▶ [Exercise inputs]

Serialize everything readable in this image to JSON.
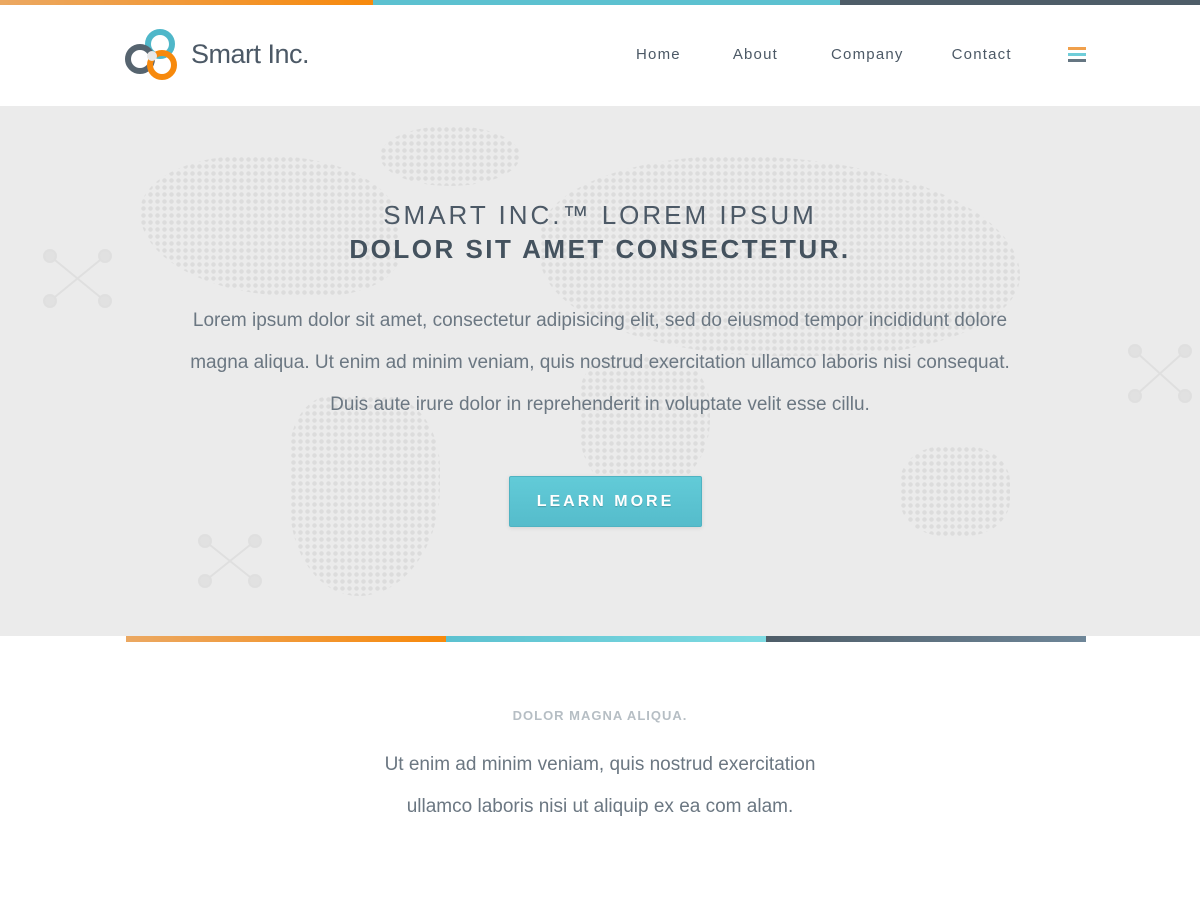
{
  "colors": {
    "orange": "#f7890c",
    "teal": "#5cc1d0",
    "slate": "#4e5d68"
  },
  "brand": {
    "name": "Smart Inc.",
    "logo_icon": "three-rings-logo-icon"
  },
  "nav": {
    "items": [
      {
        "label": "Home"
      },
      {
        "label": "About"
      },
      {
        "label": "Company"
      },
      {
        "label": "Contact"
      }
    ],
    "menu_icon": "hamburger-icon"
  },
  "hero": {
    "title_line1": "SMART INC.™ LOREM IPSUM",
    "title_line2": "DOLOR SIT AMET CONSECTETUR.",
    "lead": "Lorem ipsum dolor sit amet, consectetur adipisicing elit, sed do eiusmod tempor incididunt dolore magna aliqua. Ut enim ad minim veniam, quis nostrud exercitation ullamco laboris nisi consequat. Duis aute irure dolor in reprehenderit in voluptate velit esse cillu.",
    "cta_label": "LEARN MORE",
    "background": "dotted-world-map"
  },
  "section": {
    "eyebrow": "DOLOR MAGNA ALIQUA.",
    "text": "Ut enim ad minim veniam, quis nostrud exercitation ullamco laboris nisi ut aliquip ex ea com alam."
  }
}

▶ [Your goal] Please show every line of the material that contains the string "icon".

▶ [Result of this exercise]
    "logo_icon": "three-rings-logo-icon"
    "menu_icon": "hamburger-icon"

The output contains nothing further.